(WHAT TO WORK ON)
Pick the lines holding the string "background" out of the records and copy them.

◇ ◇ ◇ ◇ ◇ ◇ ◇

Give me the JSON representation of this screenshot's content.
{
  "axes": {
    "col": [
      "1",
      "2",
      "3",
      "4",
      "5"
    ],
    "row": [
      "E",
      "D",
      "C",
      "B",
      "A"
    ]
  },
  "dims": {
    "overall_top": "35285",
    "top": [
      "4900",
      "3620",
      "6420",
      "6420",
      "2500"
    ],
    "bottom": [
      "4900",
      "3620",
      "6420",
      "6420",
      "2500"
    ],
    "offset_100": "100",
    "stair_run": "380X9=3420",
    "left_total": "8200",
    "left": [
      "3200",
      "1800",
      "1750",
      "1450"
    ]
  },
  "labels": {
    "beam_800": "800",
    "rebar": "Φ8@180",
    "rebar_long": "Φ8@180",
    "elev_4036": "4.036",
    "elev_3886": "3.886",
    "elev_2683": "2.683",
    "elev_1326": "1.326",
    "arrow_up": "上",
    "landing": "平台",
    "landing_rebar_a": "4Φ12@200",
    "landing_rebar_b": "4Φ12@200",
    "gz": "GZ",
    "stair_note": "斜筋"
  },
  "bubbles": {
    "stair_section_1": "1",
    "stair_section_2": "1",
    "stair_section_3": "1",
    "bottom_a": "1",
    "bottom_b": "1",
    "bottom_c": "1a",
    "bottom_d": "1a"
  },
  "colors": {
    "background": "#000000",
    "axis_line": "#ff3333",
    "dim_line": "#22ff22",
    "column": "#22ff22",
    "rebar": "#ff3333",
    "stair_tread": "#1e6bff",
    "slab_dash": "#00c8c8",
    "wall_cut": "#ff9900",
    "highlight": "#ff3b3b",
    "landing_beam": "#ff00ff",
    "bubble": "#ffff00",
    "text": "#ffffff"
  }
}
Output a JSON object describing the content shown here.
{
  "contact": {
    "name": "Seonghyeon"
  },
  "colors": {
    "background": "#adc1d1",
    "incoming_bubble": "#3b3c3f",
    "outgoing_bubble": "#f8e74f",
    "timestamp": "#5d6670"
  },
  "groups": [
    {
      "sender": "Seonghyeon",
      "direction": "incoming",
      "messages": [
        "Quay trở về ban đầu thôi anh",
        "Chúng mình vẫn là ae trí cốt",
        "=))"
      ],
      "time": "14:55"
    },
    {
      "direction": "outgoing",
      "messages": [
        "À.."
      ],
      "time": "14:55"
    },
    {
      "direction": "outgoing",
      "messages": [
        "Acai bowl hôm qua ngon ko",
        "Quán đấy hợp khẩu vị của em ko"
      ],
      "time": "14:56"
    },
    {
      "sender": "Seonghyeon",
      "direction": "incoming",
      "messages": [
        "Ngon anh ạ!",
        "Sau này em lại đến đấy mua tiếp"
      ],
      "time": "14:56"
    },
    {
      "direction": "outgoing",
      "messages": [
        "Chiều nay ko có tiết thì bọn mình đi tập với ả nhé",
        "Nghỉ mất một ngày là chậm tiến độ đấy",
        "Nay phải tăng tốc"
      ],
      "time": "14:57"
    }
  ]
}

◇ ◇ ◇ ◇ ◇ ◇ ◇

(RESPONSE TO THE TASK)
    "background": "#000000",
    "background": "#adc1d1",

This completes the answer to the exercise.